Component data from apps and pages:
Content starts

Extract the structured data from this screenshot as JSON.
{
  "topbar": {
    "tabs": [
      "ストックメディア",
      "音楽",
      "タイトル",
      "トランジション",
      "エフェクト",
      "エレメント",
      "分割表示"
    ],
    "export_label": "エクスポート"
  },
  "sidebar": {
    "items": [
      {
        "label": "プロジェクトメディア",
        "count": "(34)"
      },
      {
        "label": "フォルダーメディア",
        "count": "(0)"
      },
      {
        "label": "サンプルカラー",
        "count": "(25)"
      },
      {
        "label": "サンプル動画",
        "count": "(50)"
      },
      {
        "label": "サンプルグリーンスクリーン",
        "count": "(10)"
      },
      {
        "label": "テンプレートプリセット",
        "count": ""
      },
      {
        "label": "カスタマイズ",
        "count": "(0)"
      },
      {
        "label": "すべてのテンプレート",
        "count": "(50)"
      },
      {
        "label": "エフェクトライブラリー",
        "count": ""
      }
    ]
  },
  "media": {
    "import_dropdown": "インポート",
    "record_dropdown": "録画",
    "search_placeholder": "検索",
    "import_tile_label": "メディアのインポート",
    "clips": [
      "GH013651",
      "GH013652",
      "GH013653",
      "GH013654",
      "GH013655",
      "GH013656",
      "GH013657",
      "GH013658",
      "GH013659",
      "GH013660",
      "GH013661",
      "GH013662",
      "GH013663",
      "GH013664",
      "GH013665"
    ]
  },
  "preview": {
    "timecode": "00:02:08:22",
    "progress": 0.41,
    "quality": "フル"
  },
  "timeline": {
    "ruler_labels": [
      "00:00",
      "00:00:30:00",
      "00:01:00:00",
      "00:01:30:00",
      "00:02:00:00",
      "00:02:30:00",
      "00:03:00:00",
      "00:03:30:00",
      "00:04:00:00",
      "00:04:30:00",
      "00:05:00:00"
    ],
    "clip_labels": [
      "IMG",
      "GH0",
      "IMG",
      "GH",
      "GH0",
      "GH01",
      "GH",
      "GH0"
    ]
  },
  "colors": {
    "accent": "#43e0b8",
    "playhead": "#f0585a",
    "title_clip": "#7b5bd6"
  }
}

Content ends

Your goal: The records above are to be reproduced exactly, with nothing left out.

Response area:
Extract the structured data from this screenshot as JSON.
{
  "topbar": {
    "tabs": [
      "ストックメディア",
      "音楽",
      "タイトル",
      "トランジション",
      "エフェクト",
      "エレメント",
      "分割表示"
    ],
    "export_label": "エクスポート"
  },
  "sidebar": {
    "items": [
      {
        "label": "プロジェクトメディア",
        "count": "(34)"
      },
      {
        "label": "フォルダーメディア",
        "count": "(0)"
      },
      {
        "label": "サンプルカラー",
        "count": "(25)"
      },
      {
        "label": "サンプル動画",
        "count": "(50)"
      },
      {
        "label": "サンプルグリーンスクリーン",
        "count": "(10)"
      },
      {
        "label": "テンプレートプリセット",
        "count": ""
      },
      {
        "label": "カスタマイズ",
        "count": "(0)"
      },
      {
        "label": "すべてのテンプレート",
        "count": "(50)"
      },
      {
        "label": "エフェクトライブラリー",
        "count": ""
      }
    ]
  },
  "media": {
    "import_dropdown": "インポート",
    "record_dropdown": "録画",
    "search_placeholder": "検索",
    "import_tile_label": "メディアのインポート",
    "clips": [
      "GH013651",
      "GH013652",
      "GH013653",
      "GH013654",
      "GH013655",
      "GH013656",
      "GH013657",
      "GH013658",
      "GH013659",
      "GH013660",
      "GH013661",
      "GH013662",
      "GH013663",
      "GH013664",
      "GH013665"
    ]
  },
  "preview": {
    "timecode": "00:02:08:22",
    "progress": 0.41,
    "quality": "フル"
  },
  "timeline": {
    "ruler_labels": [
      "00:00",
      "00:00:30:00",
      "00:01:00:00",
      "00:01:30:00",
      "00:02:00:00",
      "00:02:30:00",
      "00:03:00:00",
      "00:03:30:00",
      "00:04:00:00",
      "00:04:30:00",
      "00:05:00:00"
    ],
    "clip_labels": [
      "IMG",
      "GH0",
      "IMG",
      "GH",
      "GH0",
      "GH01",
      "GH",
      "GH0"
    ]
  },
  "colors": {
    "accent": "#43e0b8",
    "playhead": "#f0585a",
    "title_clip": "#7b5bd6"
  }
}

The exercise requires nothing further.